App and web page records
*** Block opens ***
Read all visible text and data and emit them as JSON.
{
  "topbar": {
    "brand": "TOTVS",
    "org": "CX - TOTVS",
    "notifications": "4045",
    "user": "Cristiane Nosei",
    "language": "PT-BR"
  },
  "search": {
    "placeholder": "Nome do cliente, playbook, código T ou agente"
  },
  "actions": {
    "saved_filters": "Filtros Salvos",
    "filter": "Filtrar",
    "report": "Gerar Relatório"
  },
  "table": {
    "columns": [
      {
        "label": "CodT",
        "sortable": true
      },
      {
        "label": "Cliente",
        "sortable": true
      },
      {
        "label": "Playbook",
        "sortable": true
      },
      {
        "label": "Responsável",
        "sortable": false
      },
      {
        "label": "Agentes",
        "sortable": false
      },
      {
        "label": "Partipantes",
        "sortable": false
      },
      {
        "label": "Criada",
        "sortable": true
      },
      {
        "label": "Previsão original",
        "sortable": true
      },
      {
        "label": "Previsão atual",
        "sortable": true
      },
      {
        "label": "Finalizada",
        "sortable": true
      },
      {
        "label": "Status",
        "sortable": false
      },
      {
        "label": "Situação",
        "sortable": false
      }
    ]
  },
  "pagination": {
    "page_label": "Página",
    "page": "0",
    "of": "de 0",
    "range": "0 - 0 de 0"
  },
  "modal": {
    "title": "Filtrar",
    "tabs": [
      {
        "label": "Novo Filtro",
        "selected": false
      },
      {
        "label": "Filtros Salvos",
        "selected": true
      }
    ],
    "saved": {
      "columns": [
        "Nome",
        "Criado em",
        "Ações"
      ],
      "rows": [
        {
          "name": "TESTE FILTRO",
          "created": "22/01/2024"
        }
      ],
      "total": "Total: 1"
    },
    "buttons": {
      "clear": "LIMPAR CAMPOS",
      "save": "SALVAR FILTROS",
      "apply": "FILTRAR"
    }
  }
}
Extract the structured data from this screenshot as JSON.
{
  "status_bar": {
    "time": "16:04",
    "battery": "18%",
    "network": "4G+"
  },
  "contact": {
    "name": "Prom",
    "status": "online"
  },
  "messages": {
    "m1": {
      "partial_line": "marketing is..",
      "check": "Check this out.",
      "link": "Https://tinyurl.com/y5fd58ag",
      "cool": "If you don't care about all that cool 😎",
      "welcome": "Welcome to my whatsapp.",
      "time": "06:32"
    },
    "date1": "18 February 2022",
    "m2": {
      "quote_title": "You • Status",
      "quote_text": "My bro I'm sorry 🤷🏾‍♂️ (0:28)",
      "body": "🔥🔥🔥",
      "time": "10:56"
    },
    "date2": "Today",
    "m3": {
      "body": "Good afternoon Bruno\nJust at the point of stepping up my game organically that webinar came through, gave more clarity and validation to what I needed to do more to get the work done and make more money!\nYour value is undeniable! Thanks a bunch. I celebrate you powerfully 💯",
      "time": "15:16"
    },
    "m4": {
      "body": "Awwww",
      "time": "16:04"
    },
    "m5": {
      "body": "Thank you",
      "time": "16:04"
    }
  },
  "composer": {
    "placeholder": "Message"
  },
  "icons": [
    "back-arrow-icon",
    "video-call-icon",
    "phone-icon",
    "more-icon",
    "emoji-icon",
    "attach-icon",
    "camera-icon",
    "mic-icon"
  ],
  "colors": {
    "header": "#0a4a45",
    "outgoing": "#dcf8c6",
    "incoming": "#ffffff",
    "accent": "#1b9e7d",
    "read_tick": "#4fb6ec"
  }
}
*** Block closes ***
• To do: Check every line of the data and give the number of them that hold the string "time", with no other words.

• Response box: 6